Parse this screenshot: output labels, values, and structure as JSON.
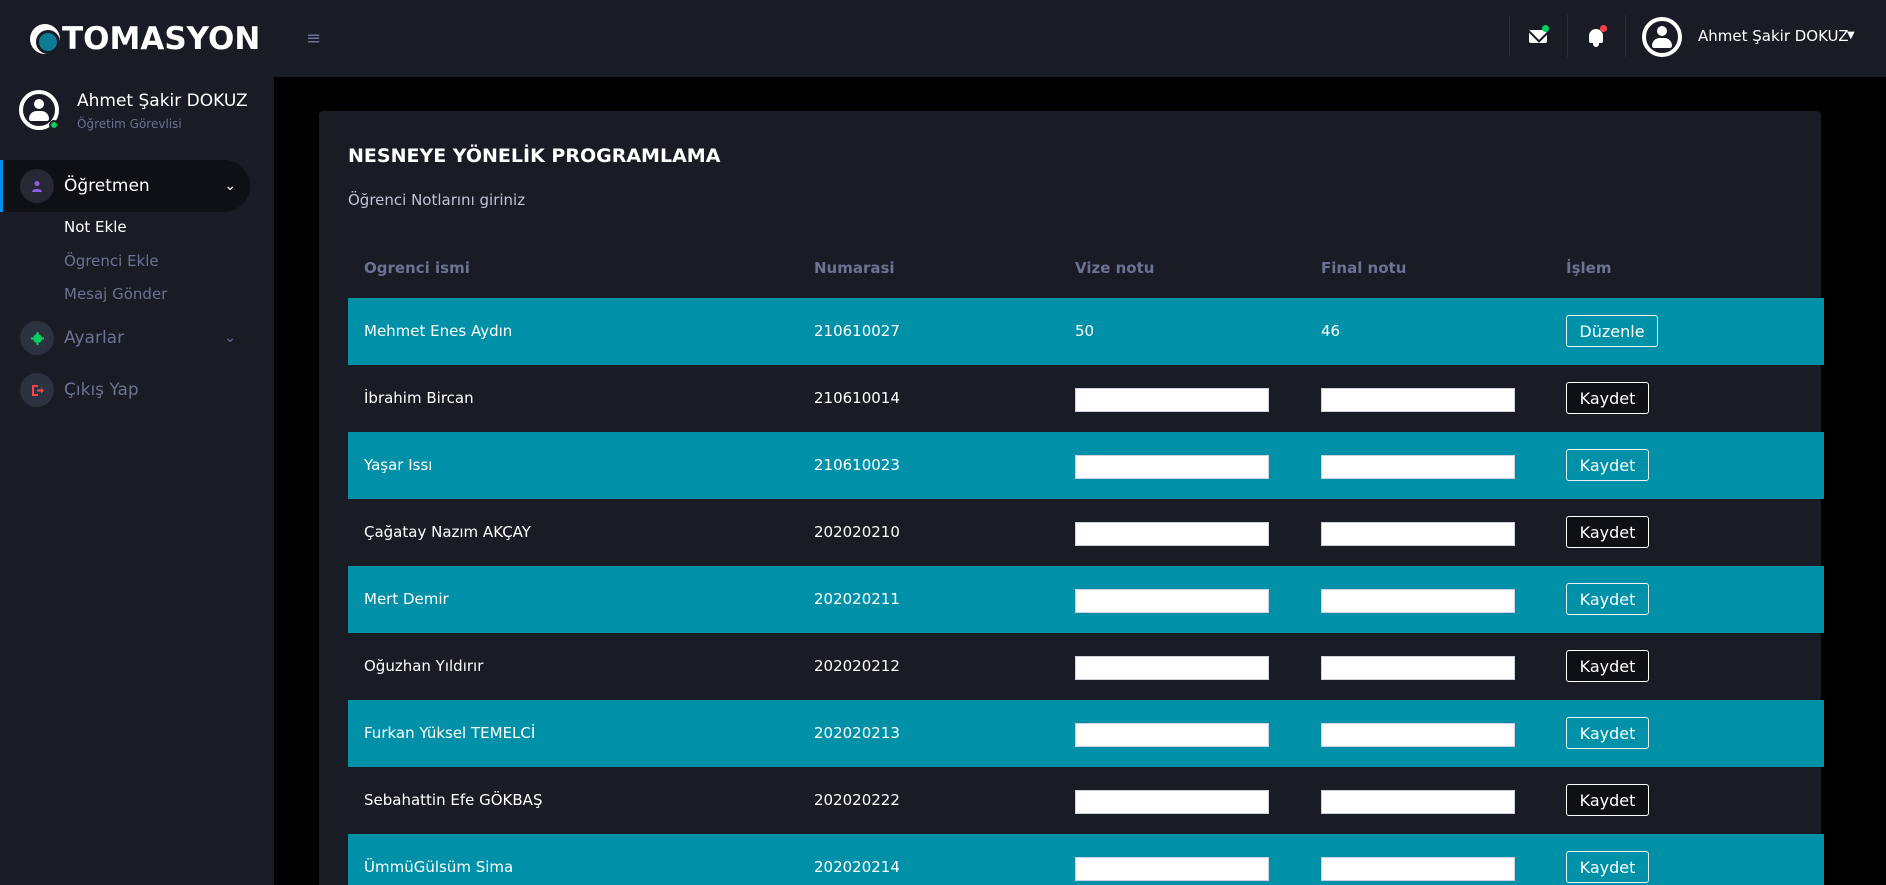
{
  "brand": {
    "text": "TOMASYON"
  },
  "sidebar": {
    "profile": {
      "name": "Ahmet Şakir DOKUZ",
      "role": "Öğretim Görevlisi"
    },
    "items": [
      {
        "label": "Öğretmen",
        "icon": "user-icon",
        "icon_color": "#8f5fe8"
      },
      {
        "label": "Ayarlar",
        "icon": "gear-icon",
        "icon_color": "#00d25b"
      },
      {
        "label": "Çıkış Yap",
        "icon": "logout-icon",
        "icon_color": "#fc424a"
      }
    ],
    "subitems": [
      "Not Ekle",
      "Ögrenci Ekle",
      "Mesaj Gönder"
    ]
  },
  "topbar": {
    "username": "Ahmet Şakir DOKUZ"
  },
  "card": {
    "title": "NESNEYE YÖNELİK PROGRAMLAMA",
    "description": "Öğrenci Notlarını giriniz"
  },
  "table": {
    "headers": [
      "Ogrenci ismi",
      "Numarasi",
      "Vize notu",
      "Final notu",
      "İşlem"
    ],
    "rows": [
      {
        "name": "Mehmet Enes Aydın",
        "number": "210610027",
        "midterm": "50",
        "final": "46",
        "action": "Düzenle"
      },
      {
        "name": "İbrahim Bircan",
        "number": "210610014",
        "midterm": "",
        "final": "",
        "action": "Kaydet"
      },
      {
        "name": "Yaşar Issı",
        "number": "210610023",
        "midterm": "",
        "final": "",
        "action": "Kaydet"
      },
      {
        "name": "Çağatay Nazım AKÇAY",
        "number": "202020210",
        "midterm": "",
        "final": "",
        "action": "Kaydet"
      },
      {
        "name": "Mert Demir",
        "number": "202020211",
        "midterm": "",
        "final": "",
        "action": "Kaydet"
      },
      {
        "name": "Oğuzhan Yıldırır",
        "number": "202020212",
        "midterm": "",
        "final": "",
        "action": "Kaydet"
      },
      {
        "name": "Furkan Yüksel TEMELCİ",
        "number": "202020213",
        "midterm": "",
        "final": "",
        "action": "Kaydet"
      },
      {
        "name": "Sebahattin Efe GÖKBAŞ",
        "number": "202020222",
        "midterm": "",
        "final": "",
        "action": "Kaydet"
      },
      {
        "name": "ÜmmüGülsüm Sima",
        "number": "202020214",
        "midterm": "",
        "final": "",
        "action": "Kaydet"
      }
    ]
  }
}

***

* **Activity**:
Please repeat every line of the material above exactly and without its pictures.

* **Result for this task**:
Parse this screenshot: output labels, values, and structure as JSON.
{
  "brand": {
    "text": "TOMASYON"
  },
  "sidebar": {
    "profile": {
      "name": "Ahmet Şakir DOKUZ",
      "role": "Öğretim Görevlisi"
    },
    "items": [
      {
        "label": "Öğretmen",
        "icon": "user-icon",
        "icon_color": "#8f5fe8"
      },
      {
        "label": "Ayarlar",
        "icon": "gear-icon",
        "icon_color": "#00d25b"
      },
      {
        "label": "Çıkış Yap",
        "icon": "logout-icon",
        "icon_color": "#fc424a"
      }
    ],
    "subitems": [
      "Not Ekle",
      "Ögrenci Ekle",
      "Mesaj Gönder"
    ]
  },
  "topbar": {
    "username": "Ahmet Şakir DOKUZ"
  },
  "card": {
    "title": "NESNEYE YÖNELİK PROGRAMLAMA",
    "description": "Öğrenci Notlarını giriniz"
  },
  "table": {
    "headers": [
      "Ogrenci ismi",
      "Numarasi",
      "Vize notu",
      "Final notu",
      "İşlem"
    ],
    "rows": [
      {
        "name": "Mehmet Enes Aydın",
        "number": "210610027",
        "midterm": "50",
        "final": "46",
        "action": "Düzenle"
      },
      {
        "name": "İbrahim Bircan",
        "number": "210610014",
        "midterm": "",
        "final": "",
        "action": "Kaydet"
      },
      {
        "name": "Yaşar Issı",
        "number": "210610023",
        "midterm": "",
        "final": "",
        "action": "Kaydet"
      },
      {
        "name": "Çağatay Nazım AKÇAY",
        "number": "202020210",
        "midterm": "",
        "final": "",
        "action": "Kaydet"
      },
      {
        "name": "Mert Demir",
        "number": "202020211",
        "midterm": "",
        "final": "",
        "action": "Kaydet"
      },
      {
        "name": "Oğuzhan Yıldırır",
        "number": "202020212",
        "midterm": "",
        "final": "",
        "action": "Kaydet"
      },
      {
        "name": "Furkan Yüksel TEMELCİ",
        "number": "202020213",
        "midterm": "",
        "final": "",
        "action": "Kaydet"
      },
      {
        "name": "Sebahattin Efe GÖKBAŞ",
        "number": "202020222",
        "midterm": "",
        "final": "",
        "action": "Kaydet"
      },
      {
        "name": "ÜmmüGülsüm Sima",
        "number": "202020214",
        "midterm": "",
        "final": "",
        "action": "Kaydet"
      }
    ]
  }
}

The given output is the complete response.